Month: October 2015
This Thursday (29th October) from 5-6:30pm in the Chapel, the MCR will host the first of two seminars on the theme of ‘Violence and Justice’, entitled Doing Justice to Injustice. There will be two papers, followed by a discussion, and drinks in the MCR from 6:30-7pm. All welcome.
Paper 1: Narrative, Testimony, Fiction: The Challenge of Not Forgetting the Holocaust, by Professor Jakob Lothe, Professor of English Literature, Oslo.
Paper 2: Forgiving not Forgetting: Lessons from South Africa, by The Revd Dr Myra Blyth, Chaplain and Fellow, Regent’s Park College, Oxford.

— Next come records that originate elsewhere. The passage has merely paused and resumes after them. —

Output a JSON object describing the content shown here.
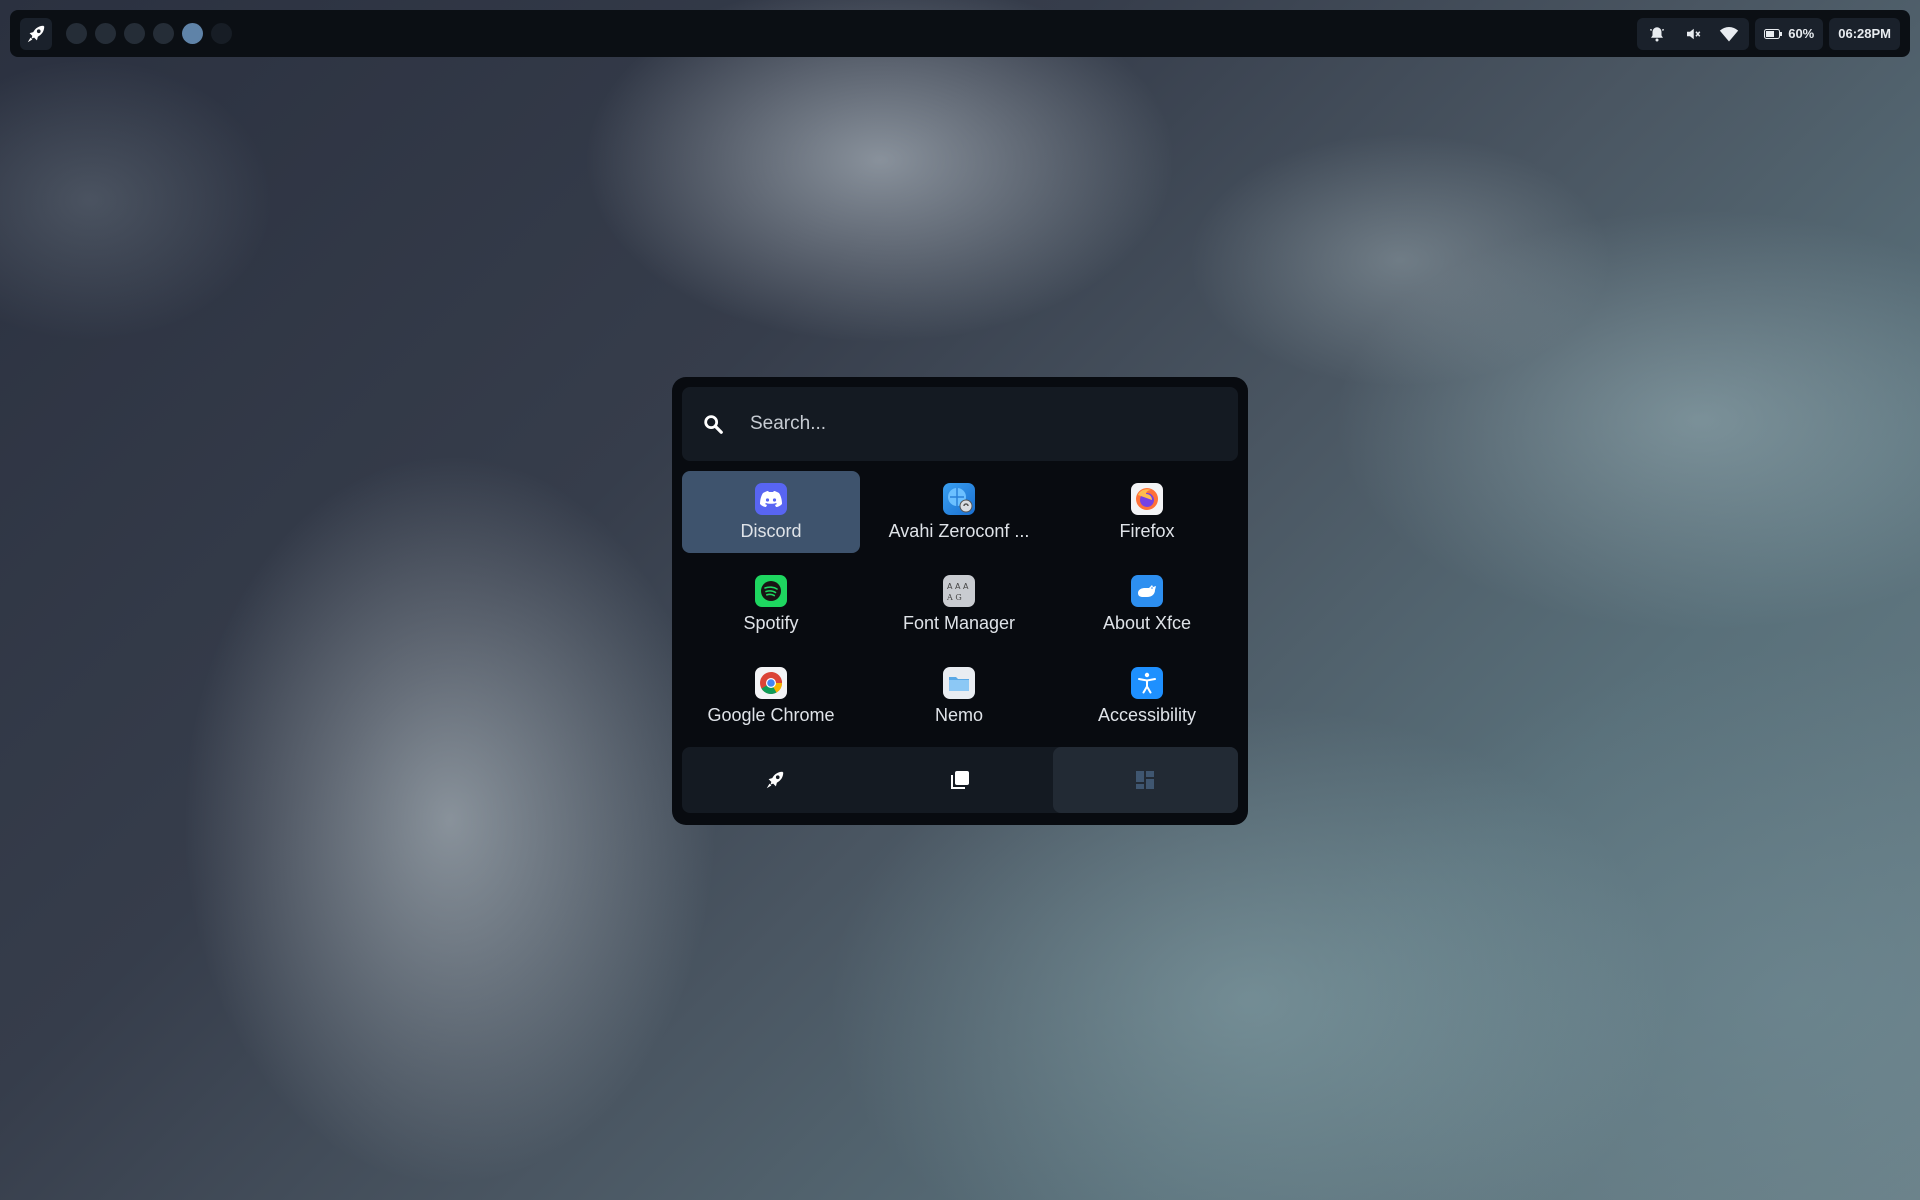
{
  "topbar": {
    "workspaces": [
      {
        "state": "normal"
      },
      {
        "state": "normal"
      },
      {
        "state": "normal"
      },
      {
        "state": "normal"
      },
      {
        "state": "active"
      },
      {
        "state": "dim"
      }
    ],
    "battery_label": "60%",
    "clock": "06:28PM",
    "icons": [
      "rocket-icon",
      "bell-icon",
      "volume-muted-icon",
      "wifi-icon",
      "battery-icon"
    ]
  },
  "launcher": {
    "search_placeholder": "Search...",
    "apps": [
      {
        "label": "Discord",
        "icon": "discord-icon",
        "selected": true
      },
      {
        "label": "Avahi Zeroconf ...",
        "icon": "avahi-icon"
      },
      {
        "label": "Firefox",
        "icon": "firefox-icon"
      },
      {
        "label": "Spotify",
        "icon": "spotify-icon"
      },
      {
        "label": "Font Manager",
        "icon": "font-manager-icon"
      },
      {
        "label": "About Xfce",
        "icon": "xfce-icon"
      },
      {
        "label": "Google Chrome",
        "icon": "chrome-icon"
      },
      {
        "label": "Nemo",
        "icon": "folder-icon"
      },
      {
        "label": "Accessibility",
        "icon": "accessibility-icon"
      }
    ],
    "tabs": [
      {
        "icon": "rocket-icon"
      },
      {
        "icon": "windows-icon"
      },
      {
        "icon": "dashboard-icon",
        "active": true
      }
    ]
  },
  "colors": {
    "accent": "#5f83a8",
    "selected_app": "#3e536d",
    "panel_bg": "#080b10"
  }
}
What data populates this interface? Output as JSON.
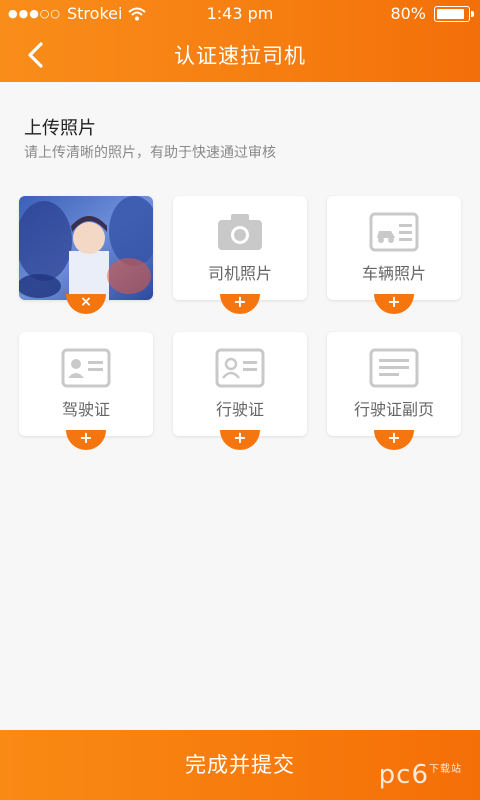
{
  "status": {
    "carrier": "Strokei",
    "time": "1:43 pm",
    "battery": "80%",
    "battery_level": 0.8
  },
  "nav": {
    "title": "认证速拉司机"
  },
  "upload": {
    "title": "上传照片",
    "subtitle": "请上传清晰的照片，有助于快速通过审核"
  },
  "tiles": [
    {
      "label": "",
      "badge": "×",
      "state": "uploaded"
    },
    {
      "label": "司机照片",
      "badge": "+"
    },
    {
      "label": "车辆照片",
      "badge": "+"
    },
    {
      "label": "驾驶证",
      "badge": "+"
    },
    {
      "label": "行驶证",
      "badge": "+"
    },
    {
      "label": "行驶证副页",
      "badge": "+"
    }
  ],
  "footer": {
    "submit_label": "完成并提交"
  },
  "watermark": {
    "text": "pc6",
    "sub": "下载站"
  },
  "colors": {
    "accent": "#f5760e",
    "background": "#f7f7f7"
  }
}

Micheal O’Siadhail offers an evening of poetry, reading from his new book One Crimson Thread. Regent’s Park College, Oxford – 8:15pm. Free entry.
O’Siadhail is one of the most significant living poets in the world today. His work covers an impressively vast range of themes and has been compared by some commentators to Dante, John Milton, W. B. Yeats, and John Donne. A number of his poems have been commissioned and set to music for performance and broadcasting. He was awarded an Irish American Cultural Institute Prize for Poetry in 1982 and the Marten Toonder Prize for Literature in 1998. An extraordinary linguist, fluent in over five languages, O’Siadhail has also been a noteworthy academic speaker and writer, publishing important works on the Irish language, and lecturing at the Universities of Harvard, Yale, Iceland, and Trinity College Dublin. His most recent poetry publications include the highly acclaimed Collected Poems (2013) and the newly released One Crimson Thread (2015).

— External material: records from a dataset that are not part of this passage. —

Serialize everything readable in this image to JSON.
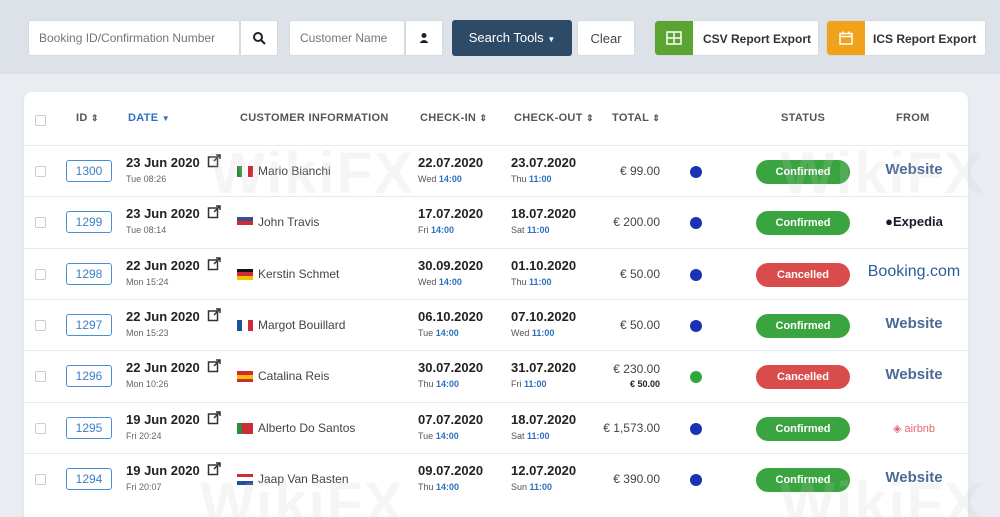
{
  "toolbar": {
    "booking_placeholder": "Booking ID/Confirmation Number",
    "customer_placeholder": "Customer Name",
    "search_tools_label": "Search Tools",
    "clear_label": "Clear",
    "csv_label": "CSV Report Export",
    "ics_label": "ICS Report Export"
  },
  "table": {
    "headers": {
      "id": "ID",
      "date": "DATE",
      "customer": "CUSTOMER INFORMATION",
      "checkin": "CHECK-IN",
      "checkout": "CHECK-OUT",
      "total": "TOTAL",
      "status": "STATUS",
      "from": "FROM"
    },
    "rows": [
      {
        "id": "1300",
        "date": "23 Jun 2020",
        "date_sub": "Tue 08:26",
        "flag": "it",
        "customer": "Mario Bianchi",
        "checkin": "22.07.2020",
        "checkin_day": "Wed",
        "checkin_time": "14:00",
        "checkout": "23.07.2020",
        "checkout_day": "Thu",
        "checkout_time": "11:00",
        "total": "€ 99.00",
        "total2": "",
        "dot": "#1a33b3",
        "status": "Confirmed",
        "status_color": "#3aa540",
        "from": "Website",
        "from_kind": "website"
      },
      {
        "id": "1299",
        "date": "23 Jun 2020",
        "date_sub": "Tue 08:14",
        "flag": "us",
        "customer": "John Travis",
        "checkin": "17.07.2020",
        "checkin_day": "Fri",
        "checkin_time": "14:00",
        "checkout": "18.07.2020",
        "checkout_day": "Sat",
        "checkout_time": "11:00",
        "total": "€ 200.00",
        "total2": "",
        "dot": "#1a33b3",
        "status": "Confirmed",
        "status_color": "#3aa540",
        "from": "Expedia",
        "from_kind": "expedia"
      },
      {
        "id": "1298",
        "date": "22 Jun 2020",
        "date_sub": "Mon 15:24",
        "flag": "de",
        "customer": "Kerstin Schmet",
        "checkin": "30.09.2020",
        "checkin_day": "Wed",
        "checkin_time": "14:00",
        "checkout": "01.10.2020",
        "checkout_day": "Thu",
        "checkout_time": "11:00",
        "total": "€ 50.00",
        "total2": "",
        "dot": "#1a33b3",
        "status": "Cancelled",
        "status_color": "#d94c4c",
        "from": "Booking.com",
        "from_kind": "booking"
      },
      {
        "id": "1297",
        "date": "22 Jun 2020",
        "date_sub": "Mon 15:23",
        "flag": "fr",
        "customer": "Margot Bouillard",
        "checkin": "06.10.2020",
        "checkin_day": "Tue",
        "checkin_time": "14:00",
        "checkout": "07.10.2020",
        "checkout_day": "Wed",
        "checkout_time": "11:00",
        "total": "€ 50.00",
        "total2": "",
        "dot": "#1a33b3",
        "status": "Confirmed",
        "status_color": "#3aa540",
        "from": "Website",
        "from_kind": "website"
      },
      {
        "id": "1296",
        "date": "22 Jun 2020",
        "date_sub": "Mon 10:26",
        "flag": "es",
        "customer": "Catalina Reis",
        "checkin": "30.07.2020",
        "checkin_day": "Thu",
        "checkin_time": "14:00",
        "checkout": "31.07.2020",
        "checkout_day": "Fri",
        "checkout_time": "11:00",
        "total": "€ 230.00",
        "total2": "€ 50.00",
        "dot": "#2eaa3c",
        "status": "Cancelled",
        "status_color": "#d94c4c",
        "from": "Website",
        "from_kind": "website"
      },
      {
        "id": "1295",
        "date": "19 Jun 2020",
        "date_sub": "Fri 20:24",
        "flag": "pt",
        "customer": "Alberto Do Santos",
        "checkin": "07.07.2020",
        "checkin_day": "Tue",
        "checkin_time": "14:00",
        "checkout": "18.07.2020",
        "checkout_day": "Sat",
        "checkout_time": "11:00",
        "total": "€ 1,573.00",
        "total2": "",
        "dot": "#1a33b3",
        "status": "Confirmed",
        "status_color": "#3aa540",
        "from": "airbnb",
        "from_kind": "airbnb"
      },
      {
        "id": "1294",
        "date": "19 Jun 2020",
        "date_sub": "Fri 20:07",
        "flag": "nl",
        "customer": "Jaap Van Basten",
        "checkin": "09.07.2020",
        "checkin_day": "Thu",
        "checkin_time": "14:00",
        "checkout": "12.07.2020",
        "checkout_day": "Sun",
        "checkout_time": "11:00",
        "total": "€ 390.00",
        "total2": "",
        "dot": "#1a33b3",
        "status": "Confirmed",
        "status_color": "#3aa540",
        "from": "Website",
        "from_kind": "website"
      }
    ]
  },
  "watermark": "WikiFX",
  "colors": {
    "accent": "#2f6fbf",
    "search_tools_bg": "#2d4a66",
    "csv_green": "#5aa532",
    "ics_orange": "#f0a21a",
    "confirmed": "#3aa540",
    "cancelled": "#d94c4c"
  }
}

‘He is a delightful poet – I don’t know of any other who writes with such affection of the everyday, our changing moods and chances’, Louis Simpson, Pullitzer prize-winning poet.
O’Siadhail’s poetry bears an ‘open-hearted humanity, touchingly devoted to the glamorous and the magical’, Brian Lynch, Irish Independent.

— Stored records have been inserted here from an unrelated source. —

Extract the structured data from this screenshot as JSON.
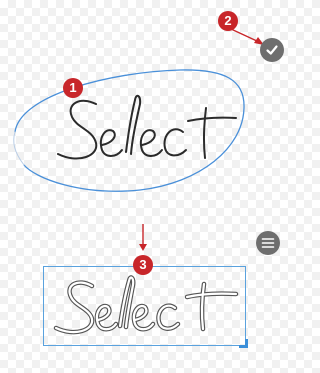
{
  "steps": {
    "badge_1": "1",
    "badge_2": "2",
    "badge_3": "3"
  },
  "icons": {
    "confirm": "check-icon",
    "menu": "menu-icon"
  },
  "colors": {
    "badge": "#c8262a",
    "arrow": "#c8262a",
    "lasso": "#4a90d9",
    "ink": "#2b2b2b",
    "selection": "#5aa2de",
    "button": "#6e6e6e"
  }
}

‘This is a poet who makes himself brilliantly, lucidly vulnerable at times and subjects our weird old world with its wonders and its monstrosities, to the damning power of a loving heart turned livid… I love the dimensions that are spiritual, religious, metaphysical, eschatological and above all pastoral’, Mary McAleese, 8th President of Ireland.
The Oxford Centre for Christianity and Culture with the Oxford University Poetry Society
For more information, contact Professor Paul Fiddes: firstname.lastname@example.org.